Top of EXERCISE MATERIAL

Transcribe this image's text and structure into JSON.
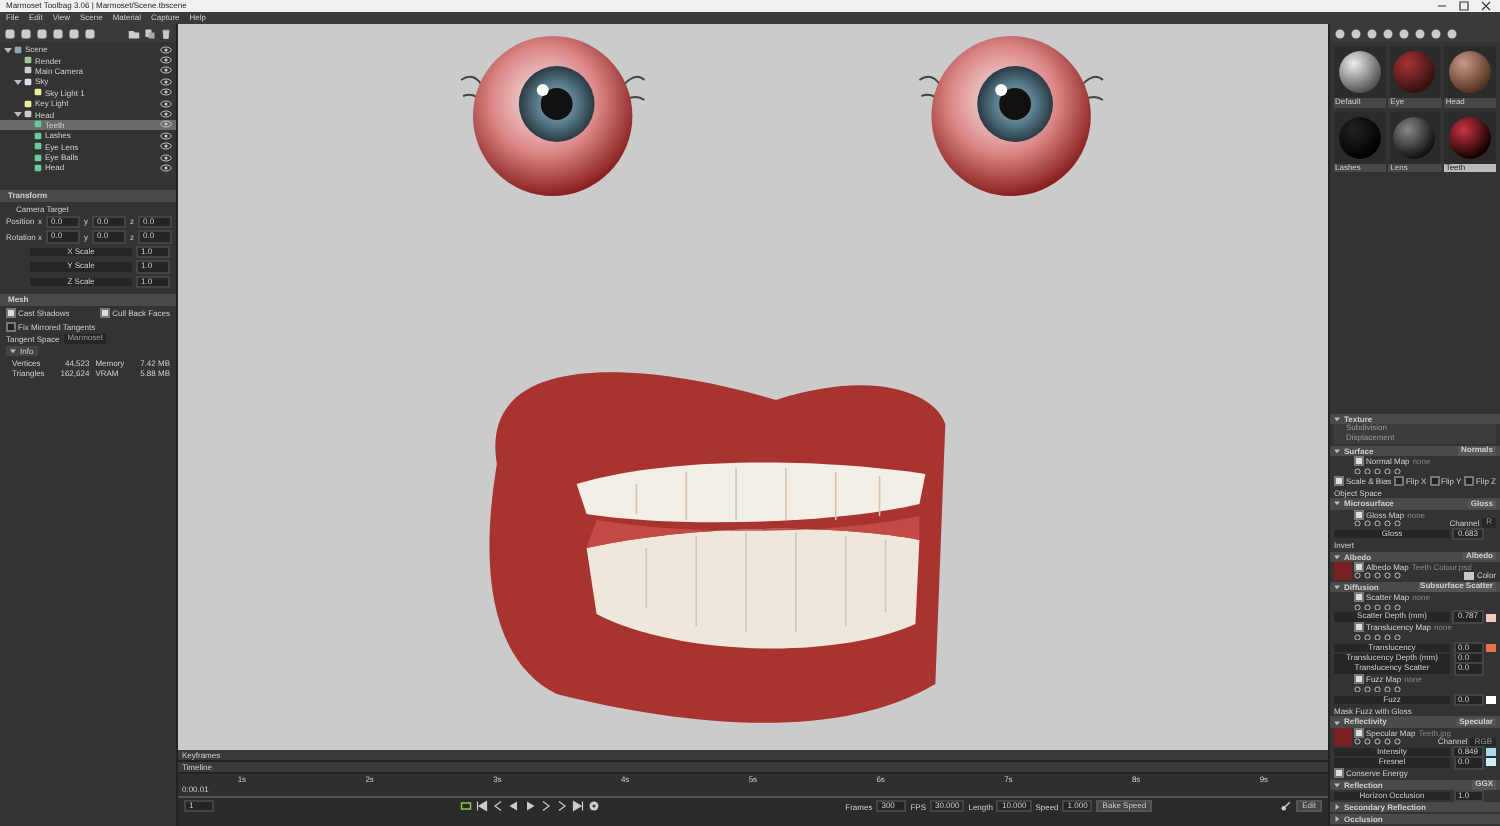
{
  "window": {
    "title": "Marmoset Toolbag 3.06 | Marmoset/Scene.tbscene"
  },
  "menu": [
    "File",
    "Edit",
    "View",
    "Scene",
    "Material",
    "Capture",
    "Help"
  ],
  "scene_tree": [
    {
      "label": "Scene",
      "kind": "scene",
      "expanded": true,
      "selected": false,
      "visible": true,
      "children": [
        {
          "label": "Render",
          "kind": "render",
          "expanded": false,
          "selected": false,
          "visible": true
        },
        {
          "label": "Main Camera",
          "kind": "camera",
          "expanded": false,
          "selected": false,
          "visible": true
        },
        {
          "label": "Sky",
          "kind": "sky",
          "expanded": true,
          "selected": false,
          "visible": true,
          "children": [
            {
              "label": "Sky Light 1",
              "kind": "light",
              "expanded": false,
              "selected": false,
              "visible": true
            }
          ]
        },
        {
          "label": "Key Light",
          "kind": "light",
          "expanded": false,
          "selected": false,
          "visible": true
        },
        {
          "label": "Head",
          "kind": "object",
          "expanded": true,
          "selected": false,
          "visible": true,
          "children": [
            {
              "label": "Teeth",
              "kind": "mesh",
              "expanded": false,
              "selected": true,
              "visible": true
            },
            {
              "label": "Lashes",
              "kind": "mesh",
              "expanded": false,
              "selected": false,
              "visible": true
            },
            {
              "label": "Eye Lens",
              "kind": "mesh",
              "expanded": false,
              "selected": false,
              "visible": true
            },
            {
              "label": "Eye Balls",
              "kind": "mesh",
              "expanded": false,
              "selected": false,
              "visible": true
            },
            {
              "label": "Head",
              "kind": "mesh",
              "expanded": false,
              "selected": false,
              "visible": true
            }
          ]
        }
      ]
    }
  ],
  "transform": {
    "title": "Transform",
    "target": "Camera Target",
    "position": {
      "label": "Position",
      "values": [
        {
          "axis": "x",
          "value": "0.0"
        },
        {
          "axis": "y",
          "value": "0.0"
        },
        {
          "axis": "z",
          "value": "0.0"
        }
      ]
    },
    "rotation": {
      "label": "Rotation",
      "values": [
        {
          "axis": "x",
          "value": "0.0"
        },
        {
          "axis": "y",
          "value": "0.0"
        },
        {
          "axis": "z",
          "value": "0.0"
        }
      ]
    },
    "scales": [
      {
        "label": "X Scale",
        "value": "1.0"
      },
      {
        "label": "Y Scale",
        "value": "1.0"
      },
      {
        "label": "Z Scale",
        "value": "1.0"
      }
    ]
  },
  "mesh": {
    "title": "Mesh",
    "options": [
      {
        "label": "Cast Shadows",
        "checked": true
      },
      {
        "label": "Cull Back Faces",
        "checked": true
      },
      {
        "label": "Fix Mirrored Tangents",
        "checked": false
      }
    ],
    "tangent_space": {
      "label": "Tangent Space",
      "value": "Marmoset"
    },
    "info": {
      "title": "Info",
      "expanded": true,
      "stats": [
        {
          "label": "Vertices",
          "value": "44,523"
        },
        {
          "label": "Memory",
          "value": "7.42 MB"
        },
        {
          "label": "Triangles",
          "value": "162,624"
        },
        {
          "label": "VRAM",
          "value": "5.88 MB"
        }
      ]
    }
  },
  "materials": [
    {
      "name": "Default",
      "kind": "chrome",
      "selected": false
    },
    {
      "name": "Eye",
      "kind": "eye",
      "selected": false
    },
    {
      "name": "Head",
      "kind": "skin",
      "selected": false
    },
    {
      "name": "Lashes",
      "kind": "black",
      "selected": false
    },
    {
      "name": "Lens",
      "kind": "glass",
      "selected": false
    },
    {
      "name": "Teeth",
      "kind": "teeth",
      "selected": true
    }
  ],
  "material_sections": [
    {
      "title": "Texture",
      "expanded": true,
      "rows": [
        {
          "kind": "subsection",
          "label": "Subdivision"
        },
        {
          "kind": "subsection",
          "label": "Displacement"
        }
      ]
    },
    {
      "title": "Surface",
      "mode": "Normals",
      "expanded": true,
      "rows": [
        {
          "kind": "map",
          "label": "Normal Map",
          "file": "none",
          "checked": true
        },
        {
          "kind": "flips",
          "items": [
            {
              "label": "Scale & Bias",
              "checked": true
            },
            {
              "label": "Flip X",
              "checked": false
            },
            {
              "label": "Flip Y",
              "checked": false
            },
            {
              "label": "Flip Z",
              "checked": false
            }
          ]
        },
        {
          "kind": "text",
          "label": "Object Space"
        }
      ]
    },
    {
      "title": "Microsurface",
      "mode": "Gloss",
      "expanded": true,
      "rows": [
        {
          "kind": "map",
          "label": "Gloss Map",
          "file": "none",
          "checked": true,
          "channel_label": "Channel",
          "channel": "R"
        },
        {
          "kind": "field",
          "label": "Gloss",
          "value": "0.683"
        },
        {
          "kind": "text",
          "label": "Invert"
        }
      ]
    },
    {
      "title": "Albedo",
      "mode": "Albedo",
      "expanded": true,
      "rows": [
        {
          "kind": "map",
          "label": "Albedo Map",
          "file": "Teeth Colour.psd",
          "checked": true,
          "thumbnail": true,
          "color": "#c8c8c8",
          "swatch_label": "Color"
        }
      ]
    },
    {
      "title": "Diffusion",
      "mode": "Subsurface Scatter",
      "expanded": true,
      "rows": [
        {
          "kind": "map",
          "label": "Scatter Map",
          "file": "none",
          "checked": true
        },
        {
          "kind": "field",
          "label": "Scatter Depth (mm)",
          "value": "0.787",
          "color": "#f4c8bc"
        },
        {
          "kind": "map",
          "label": "Translucency Map",
          "file": "none",
          "checked": true
        },
        {
          "kind": "field",
          "label": "Translucency",
          "value": "0.0",
          "color": "#e8704a"
        },
        {
          "kind": "field",
          "label": "Translucency Depth (mm)",
          "value": "0.0"
        },
        {
          "kind": "field",
          "label": "Translucency Scatter",
          "value": "0.0"
        },
        {
          "kind": "map",
          "label": "Fuzz Map",
          "file": "none",
          "checked": true
        },
        {
          "kind": "field",
          "label": "Fuzz",
          "value": "0.0",
          "color": "#ffffff"
        },
        {
          "kind": "text",
          "label": "Mask Fuzz with Gloss"
        }
      ]
    },
    {
      "title": "Reflectivity",
      "mode": "Specular",
      "expanded": true,
      "rows": [
        {
          "kind": "map",
          "label": "Specular Map",
          "file": "Teeth.jpg",
          "checked": true,
          "thumbnail": true,
          "channel_label": "Channel",
          "channel": "RGB"
        },
        {
          "kind": "field",
          "label": "Intensity",
          "value": "0.849",
          "color": "#a8dcec"
        },
        {
          "kind": "field",
          "label": "Fresnel",
          "value": "0.0",
          "color": "#c8f0f4"
        },
        {
          "kind": "check",
          "label": "Conserve Energy",
          "checked": true
        }
      ]
    },
    {
      "title": "Reflection",
      "mode": "GGX",
      "expanded": true,
      "rows": [
        {
          "kind": "field",
          "label": "Horizon Occlusion",
          "value": "1.0"
        }
      ]
    },
    {
      "title": "Secondary Reflection",
      "expanded": false
    },
    {
      "title": "Occlusion",
      "expanded": false
    }
  ],
  "timeline": {
    "keyframes_label": "Keyframes",
    "timeline_label": "Timeline",
    "ticks": [
      "1s",
      "2s",
      "3s",
      "4s",
      "5s",
      "6s",
      "7s",
      "8s",
      "9s"
    ],
    "current_time": "0:00.01",
    "frame_field": "1",
    "settings": [
      {
        "label": "Frames",
        "value": "300"
      },
      {
        "label": "FPS",
        "value": "30.000"
      },
      {
        "label": "Length",
        "value": "10.000"
      },
      {
        "label": "Speed",
        "value": "1.000"
      }
    ],
    "bake_button": "Bake Speed",
    "edit_button": "Edit"
  }
}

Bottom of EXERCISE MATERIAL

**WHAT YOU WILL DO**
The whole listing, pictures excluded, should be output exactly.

**RESULT FOR THIS EXERCISE**
Transcribe this image's text and structure into JSON.
{
  "window": {
    "title": "Marmoset Toolbag 3.06 | Marmoset/Scene.tbscene"
  },
  "menu": [
    "File",
    "Edit",
    "View",
    "Scene",
    "Material",
    "Capture",
    "Help"
  ],
  "scene_tree": [
    {
      "label": "Scene",
      "kind": "scene",
      "expanded": true,
      "selected": false,
      "visible": true,
      "children": [
        {
          "label": "Render",
          "kind": "render",
          "expanded": false,
          "selected": false,
          "visible": true
        },
        {
          "label": "Main Camera",
          "kind": "camera",
          "expanded": false,
          "selected": false,
          "visible": true
        },
        {
          "label": "Sky",
          "kind": "sky",
          "expanded": true,
          "selected": false,
          "visible": true,
          "children": [
            {
              "label": "Sky Light 1",
              "kind": "light",
              "expanded": false,
              "selected": false,
              "visible": true
            }
          ]
        },
        {
          "label": "Key Light",
          "kind": "light",
          "expanded": false,
          "selected": false,
          "visible": true
        },
        {
          "label": "Head",
          "kind": "object",
          "expanded": true,
          "selected": false,
          "visible": true,
          "children": [
            {
              "label": "Teeth",
              "kind": "mesh",
              "expanded": false,
              "selected": true,
              "visible": true
            },
            {
              "label": "Lashes",
              "kind": "mesh",
              "expanded": false,
              "selected": false,
              "visible": true
            },
            {
              "label": "Eye Lens",
              "kind": "mesh",
              "expanded": false,
              "selected": false,
              "visible": true
            },
            {
              "label": "Eye Balls",
              "kind": "mesh",
              "expanded": false,
              "selected": false,
              "visible": true
            },
            {
              "label": "Head",
              "kind": "mesh",
              "expanded": false,
              "selected": false,
              "visible": true
            }
          ]
        }
      ]
    }
  ],
  "transform": {
    "title": "Transform",
    "target": "Camera Target",
    "position": {
      "label": "Position",
      "values": [
        {
          "axis": "x",
          "value": "0.0"
        },
        {
          "axis": "y",
          "value": "0.0"
        },
        {
          "axis": "z",
          "value": "0.0"
        }
      ]
    },
    "rotation": {
      "label": "Rotation",
      "values": [
        {
          "axis": "x",
          "value": "0.0"
        },
        {
          "axis": "y",
          "value": "0.0"
        },
        {
          "axis": "z",
          "value": "0.0"
        }
      ]
    },
    "scales": [
      {
        "label": "X Scale",
        "value": "1.0"
      },
      {
        "label": "Y Scale",
        "value": "1.0"
      },
      {
        "label": "Z Scale",
        "value": "1.0"
      }
    ]
  },
  "mesh": {
    "title": "Mesh",
    "options": [
      {
        "label": "Cast Shadows",
        "checked": true
      },
      {
        "label": "Cull Back Faces",
        "checked": true
      },
      {
        "label": "Fix Mirrored Tangents",
        "checked": false
      }
    ],
    "tangent_space": {
      "label": "Tangent Space",
      "value": "Marmoset"
    },
    "info": {
      "title": "Info",
      "expanded": true,
      "stats": [
        {
          "label": "Vertices",
          "value": "44,523"
        },
        {
          "label": "Memory",
          "value": "7.42 MB"
        },
        {
          "label": "Triangles",
          "value": "162,624"
        },
        {
          "label": "VRAM",
          "value": "5.88 MB"
        }
      ]
    }
  },
  "materials": [
    {
      "name": "Default",
      "kind": "chrome",
      "selected": false
    },
    {
      "name": "Eye",
      "kind": "eye",
      "selected": false
    },
    {
      "name": "Head",
      "kind": "skin",
      "selected": false
    },
    {
      "name": "Lashes",
      "kind": "black",
      "selected": false
    },
    {
      "name": "Lens",
      "kind": "glass",
      "selected": false
    },
    {
      "name": "Teeth",
      "kind": "teeth",
      "selected": true
    }
  ],
  "material_sections": [
    {
      "title": "Texture",
      "expanded": true,
      "rows": [
        {
          "kind": "subsection",
          "label": "Subdivision"
        },
        {
          "kind": "subsection",
          "label": "Displacement"
        }
      ]
    },
    {
      "title": "Surface",
      "mode": "Normals",
      "expanded": true,
      "rows": [
        {
          "kind": "map",
          "label": "Normal Map",
          "file": "none",
          "checked": true
        },
        {
          "kind": "flips",
          "items": [
            {
              "label": "Scale & Bias",
              "checked": true
            },
            {
              "label": "Flip X",
              "checked": false
            },
            {
              "label": "Flip Y",
              "checked": false
            },
            {
              "label": "Flip Z",
              "checked": false
            }
          ]
        },
        {
          "kind": "text",
          "label": "Object Space"
        }
      ]
    },
    {
      "title": "Microsurface",
      "mode": "Gloss",
      "expanded": true,
      "rows": [
        {
          "kind": "map",
          "label": "Gloss Map",
          "file": "none",
          "checked": true,
          "channel_label": "Channel",
          "channel": "R"
        },
        {
          "kind": "field",
          "label": "Gloss",
          "value": "0.683"
        },
        {
          "kind": "text",
          "label": "Invert"
        }
      ]
    },
    {
      "title": "Albedo",
      "mode": "Albedo",
      "expanded": true,
      "rows": [
        {
          "kind": "map",
          "label": "Albedo Map",
          "file": "Teeth Colour.psd",
          "checked": true,
          "thumbnail": true,
          "color": "#c8c8c8",
          "swatch_label": "Color"
        }
      ]
    },
    {
      "title": "Diffusion",
      "mode": "Subsurface Scatter",
      "expanded": true,
      "rows": [
        {
          "kind": "map",
          "label": "Scatter Map",
          "file": "none",
          "checked": true
        },
        {
          "kind": "field",
          "label": "Scatter Depth (mm)",
          "value": "0.787",
          "color": "#f4c8bc"
        },
        {
          "kind": "map",
          "label": "Translucency Map",
          "file": "none",
          "checked": true
        },
        {
          "kind": "field",
          "label": "Translucency",
          "value": "0.0",
          "color": "#e8704a"
        },
        {
          "kind": "field",
          "label": "Translucency Depth (mm)",
          "value": "0.0"
        },
        {
          "kind": "field",
          "label": "Translucency Scatter",
          "value": "0.0"
        },
        {
          "kind": "map",
          "label": "Fuzz Map",
          "file": "none",
          "checked": true
        },
        {
          "kind": "field",
          "label": "Fuzz",
          "value": "0.0",
          "color": "#ffffff"
        },
        {
          "kind": "text",
          "label": "Mask Fuzz with Gloss"
        }
      ]
    },
    {
      "title": "Reflectivity",
      "mode": "Specular",
      "expanded": true,
      "rows": [
        {
          "kind": "map",
          "label": "Specular Map",
          "file": "Teeth.jpg",
          "checked": true,
          "thumbnail": true,
          "channel_label": "Channel",
          "channel": "RGB"
        },
        {
          "kind": "field",
          "label": "Intensity",
          "value": "0.849",
          "color": "#a8dcec"
        },
        {
          "kind": "field",
          "label": "Fresnel",
          "value": "0.0",
          "color": "#c8f0f4"
        },
        {
          "kind": "check",
          "label": "Conserve Energy",
          "checked": true
        }
      ]
    },
    {
      "title": "Reflection",
      "mode": "GGX",
      "expanded": true,
      "rows": [
        {
          "kind": "field",
          "label": "Horizon Occlusion",
          "value": "1.0"
        }
      ]
    },
    {
      "title": "Secondary Reflection",
      "expanded": false
    },
    {
      "title": "Occlusion",
      "expanded": false
    }
  ],
  "timeline": {
    "keyframes_label": "Keyframes",
    "timeline_label": "Timeline",
    "ticks": [
      "1s",
      "2s",
      "3s",
      "4s",
      "5s",
      "6s",
      "7s",
      "8s",
      "9s"
    ],
    "current_time": "0:00.01",
    "frame_field": "1",
    "settings": [
      {
        "label": "Frames",
        "value": "300"
      },
      {
        "label": "FPS",
        "value": "30.000"
      },
      {
        "label": "Length",
        "value": "10.000"
      },
      {
        "label": "Speed",
        "value": "1.000"
      }
    ],
    "bake_button": "Bake Speed",
    "edit_button": "Edit"
  }
}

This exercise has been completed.